EXTRACTED DATA:
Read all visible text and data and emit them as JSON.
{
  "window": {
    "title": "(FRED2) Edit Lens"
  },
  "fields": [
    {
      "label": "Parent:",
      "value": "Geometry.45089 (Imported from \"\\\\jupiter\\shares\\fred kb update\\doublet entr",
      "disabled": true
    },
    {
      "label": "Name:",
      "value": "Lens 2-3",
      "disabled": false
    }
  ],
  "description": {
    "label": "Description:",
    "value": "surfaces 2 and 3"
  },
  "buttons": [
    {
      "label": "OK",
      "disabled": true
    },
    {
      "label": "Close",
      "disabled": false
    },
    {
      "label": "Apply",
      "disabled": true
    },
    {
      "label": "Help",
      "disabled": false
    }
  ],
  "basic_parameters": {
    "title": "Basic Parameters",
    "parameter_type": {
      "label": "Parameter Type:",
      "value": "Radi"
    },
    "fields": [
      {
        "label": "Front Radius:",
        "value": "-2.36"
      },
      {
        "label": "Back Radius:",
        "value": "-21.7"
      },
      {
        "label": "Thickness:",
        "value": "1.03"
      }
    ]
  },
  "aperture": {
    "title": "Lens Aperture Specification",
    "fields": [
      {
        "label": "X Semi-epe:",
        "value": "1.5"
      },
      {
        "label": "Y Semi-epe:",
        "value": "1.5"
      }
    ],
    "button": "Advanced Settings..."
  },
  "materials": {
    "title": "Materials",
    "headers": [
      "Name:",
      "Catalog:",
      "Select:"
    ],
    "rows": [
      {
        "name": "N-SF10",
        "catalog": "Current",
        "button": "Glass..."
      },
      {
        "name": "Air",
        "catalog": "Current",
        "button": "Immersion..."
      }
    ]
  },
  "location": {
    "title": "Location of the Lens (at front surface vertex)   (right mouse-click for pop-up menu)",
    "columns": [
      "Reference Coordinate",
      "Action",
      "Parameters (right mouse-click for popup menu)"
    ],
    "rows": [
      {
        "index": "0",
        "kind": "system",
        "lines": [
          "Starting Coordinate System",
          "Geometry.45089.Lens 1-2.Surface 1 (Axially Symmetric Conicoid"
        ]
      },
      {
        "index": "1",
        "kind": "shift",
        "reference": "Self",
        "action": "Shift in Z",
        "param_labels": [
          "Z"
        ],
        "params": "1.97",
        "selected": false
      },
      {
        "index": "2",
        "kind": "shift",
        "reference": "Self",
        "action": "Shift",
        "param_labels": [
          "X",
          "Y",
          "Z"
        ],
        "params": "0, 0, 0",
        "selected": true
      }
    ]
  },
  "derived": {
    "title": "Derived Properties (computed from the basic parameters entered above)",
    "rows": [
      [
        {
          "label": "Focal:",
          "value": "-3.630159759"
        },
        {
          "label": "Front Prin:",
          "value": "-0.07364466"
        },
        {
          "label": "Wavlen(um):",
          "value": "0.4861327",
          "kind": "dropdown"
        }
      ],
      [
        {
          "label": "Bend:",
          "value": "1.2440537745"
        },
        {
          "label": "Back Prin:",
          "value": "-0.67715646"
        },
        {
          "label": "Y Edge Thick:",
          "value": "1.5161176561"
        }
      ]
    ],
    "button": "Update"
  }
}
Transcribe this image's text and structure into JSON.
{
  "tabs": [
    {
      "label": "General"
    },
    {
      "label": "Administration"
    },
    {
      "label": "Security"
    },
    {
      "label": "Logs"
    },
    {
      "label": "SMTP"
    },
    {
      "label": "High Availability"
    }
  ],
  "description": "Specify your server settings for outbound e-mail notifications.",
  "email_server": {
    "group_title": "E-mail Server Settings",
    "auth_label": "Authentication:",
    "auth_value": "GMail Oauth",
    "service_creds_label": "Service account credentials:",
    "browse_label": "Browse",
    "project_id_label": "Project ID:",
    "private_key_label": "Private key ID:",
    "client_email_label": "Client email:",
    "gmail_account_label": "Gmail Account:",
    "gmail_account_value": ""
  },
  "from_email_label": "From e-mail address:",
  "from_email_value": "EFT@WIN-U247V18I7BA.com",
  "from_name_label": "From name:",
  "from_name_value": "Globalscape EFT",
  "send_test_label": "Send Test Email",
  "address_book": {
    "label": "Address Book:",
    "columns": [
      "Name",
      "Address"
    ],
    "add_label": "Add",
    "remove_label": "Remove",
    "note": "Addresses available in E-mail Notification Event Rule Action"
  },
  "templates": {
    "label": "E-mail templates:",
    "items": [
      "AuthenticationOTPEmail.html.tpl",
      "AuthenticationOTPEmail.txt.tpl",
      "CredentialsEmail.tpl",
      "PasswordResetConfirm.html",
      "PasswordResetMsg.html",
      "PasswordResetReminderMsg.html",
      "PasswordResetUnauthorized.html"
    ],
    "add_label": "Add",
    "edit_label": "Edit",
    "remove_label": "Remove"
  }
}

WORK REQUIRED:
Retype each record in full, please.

RESULT BELOW:
Read all visible text and data and emit them as JSON.
{
  "window": {
    "title": "(FRED2) Edit Lens"
  },
  "fields": [
    {
      "label": "Parent:",
      "value": "Geometry.45089 (Imported from \"\\\\jupiter\\shares\\fred kb update\\doublet entr",
      "disabled": true
    },
    {
      "label": "Name:",
      "value": "Lens 2-3",
      "disabled": false
    }
  ],
  "description": {
    "label": "Description:",
    "value": "surfaces 2 and 3"
  },
  "buttons": [
    {
      "label": "OK",
      "disabled": true
    },
    {
      "label": "Close",
      "disabled": false
    },
    {
      "label": "Apply",
      "disabled": true
    },
    {
      "label": "Help",
      "disabled": false
    }
  ],
  "basic_parameters": {
    "title": "Basic Parameters",
    "parameter_type": {
      "label": "Parameter Type:",
      "value": "Radi"
    },
    "fields": [
      {
        "label": "Front Radius:",
        "value": "-2.36"
      },
      {
        "label": "Back Radius:",
        "value": "-21.7"
      },
      {
        "label": "Thickness:",
        "value": "1.03"
      }
    ]
  },
  "aperture": {
    "title": "Lens Aperture Specification",
    "fields": [
      {
        "label": "X Semi-epe:",
        "value": "1.5"
      },
      {
        "label": "Y Semi-epe:",
        "value": "1.5"
      }
    ],
    "button": "Advanced Settings..."
  },
  "materials": {
    "title": "Materials",
    "headers": [
      "Name:",
      "Catalog:",
      "Select:"
    ],
    "rows": [
      {
        "name": "N-SF10",
        "catalog": "Current",
        "button": "Glass..."
      },
      {
        "name": "Air",
        "catalog": "Current",
        "button": "Immersion..."
      }
    ]
  },
  "location": {
    "title": "Location of the Lens (at front surface vertex)   (right mouse-click for pop-up menu)",
    "columns": [
      "Reference Coordinate",
      "Action",
      "Parameters (right mouse-click for popup menu)"
    ],
    "rows": [
      {
        "index": "0",
        "kind": "system",
        "lines": [
          "Starting Coordinate System",
          "Geometry.45089.Lens 1-2.Surface 1 (Axially Symmetric Conicoid"
        ]
      },
      {
        "index": "1",
        "kind": "shift",
        "reference": "Self",
        "action": "Shift in Z",
        "param_labels": [
          "Z"
        ],
        "params": "1.97",
        "selected": false
      },
      {
        "index": "2",
        "kind": "shift",
        "reference": "Self",
        "action": "Shift",
        "param_labels": [
          "X",
          "Y",
          "Z"
        ],
        "params": "0, 0, 0",
        "selected": true
      }
    ]
  },
  "derived": {
    "title": "Derived Properties (computed from the basic parameters entered above)",
    "rows": [
      [
        {
          "label": "Focal:",
          "value": "-3.630159759"
        },
        {
          "label": "Front Prin:",
          "value": "-0.07364466"
        },
        {
          "label": "Wavlen(um):",
          "value": "0.4861327",
          "kind": "dropdown"
        }
      ],
      [
        {
          "label": "Bend:",
          "value": "1.2440537745"
        },
        {
          "label": "Back Prin:",
          "value": "-0.67715646"
        },
        {
          "label": "Y Edge Thick:",
          "value": "1.5161176561"
        }
      ]
    ],
    "button": "Update"
  }
}
Transcribe this image's text and structure into JSON.
{
  "tabs": [
    {
      "label": "General"
    },
    {
      "label": "Administration"
    },
    {
      "label": "Security"
    },
    {
      "label": "Logs"
    },
    {
      "label": "SMTP"
    },
    {
      "label": "High Availability"
    }
  ],
  "description": "Specify your server settings for outbound e-mail notifications.",
  "email_server": {
    "group_title": "E-mail Server Settings",
    "auth_label": "Authentication:",
    "auth_value": "GMail Oauth",
    "service_creds_label": "Service account credentials:",
    "browse_label": "Browse",
    "project_id_label": "Project ID:",
    "private_key_label": "Private key ID:",
    "client_email_label": "Client email:",
    "gmail_account_label": "Gmail Account:",
    "gmail_account_value": ""
  },
  "from_email_label": "From e-mail address:",
  "from_email_value": "EFT@WIN-U247V18I7BA.com",
  "from_name_label": "From name:",
  "from_name_value": "Globalscape EFT",
  "send_test_label": "Send Test Email",
  "address_book": {
    "label": "Address Book:",
    "columns": [
      "Name",
      "Address"
    ],
    "add_label": "Add",
    "remove_label": "Remove",
    "note": "Addresses available in E-mail Notification Event Rule Action"
  },
  "templates": {
    "label": "E-mail templates:",
    "items": [
      "AuthenticationOTPEmail.html.tpl",
      "AuthenticationOTPEmail.txt.tpl",
      "CredentialsEmail.tpl",
      "PasswordResetConfirm.html",
      "PasswordResetMsg.html",
      "PasswordResetReminderMsg.html",
      "PasswordResetUnauthorized.html"
    ],
    "add_label": "Add",
    "edit_label": "Edit",
    "remove_label": "Remove"
  }
}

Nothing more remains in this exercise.